Established in 1980, the Right Livelihood Award aims to nurture the human courage needed to achieve peace, justice and sustainability for all. By recognizing the actions of brave visionaries and building impactful connections around the world, the Award aims to boost urgent and long-term social change.
182 Laureates from 72 countries have received the distinction to date.
The Stockholm-based Right Livelihood Foundation presenting the Award sees its role as being a megaphone and shield for the Laureates, providing them with long-term support. The Foundation’s main aims are to raise the profile of the Laureates and their work, provide protection when Laureates’ lives and liberty are in danger, and educate people on the innovative solutions presented by Laureates. The Foundation has Special Consultative Status with the UN Economic and Social Council.

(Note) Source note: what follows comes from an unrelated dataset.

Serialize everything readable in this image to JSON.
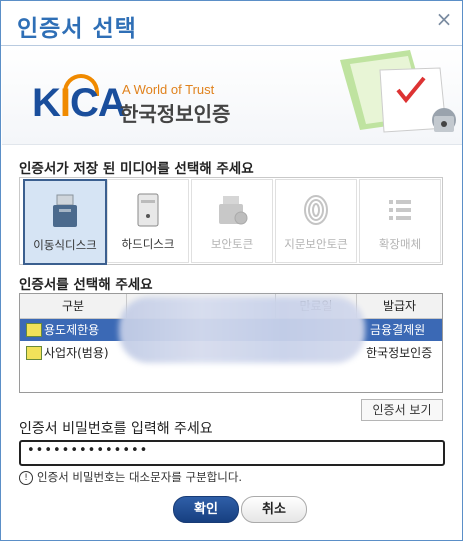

A particular feature of the Award is that anyone can nominate individuals and organisations for consideration. An international Jury selects the Laureates after careful investigation by the Foundation’s research team. Unlike most other international prizes, the Right Livelihood Award has no categories. It recognises that in striving to meet the challenges of today’s world, the most inspiring and remarkable work often defies any standard classification.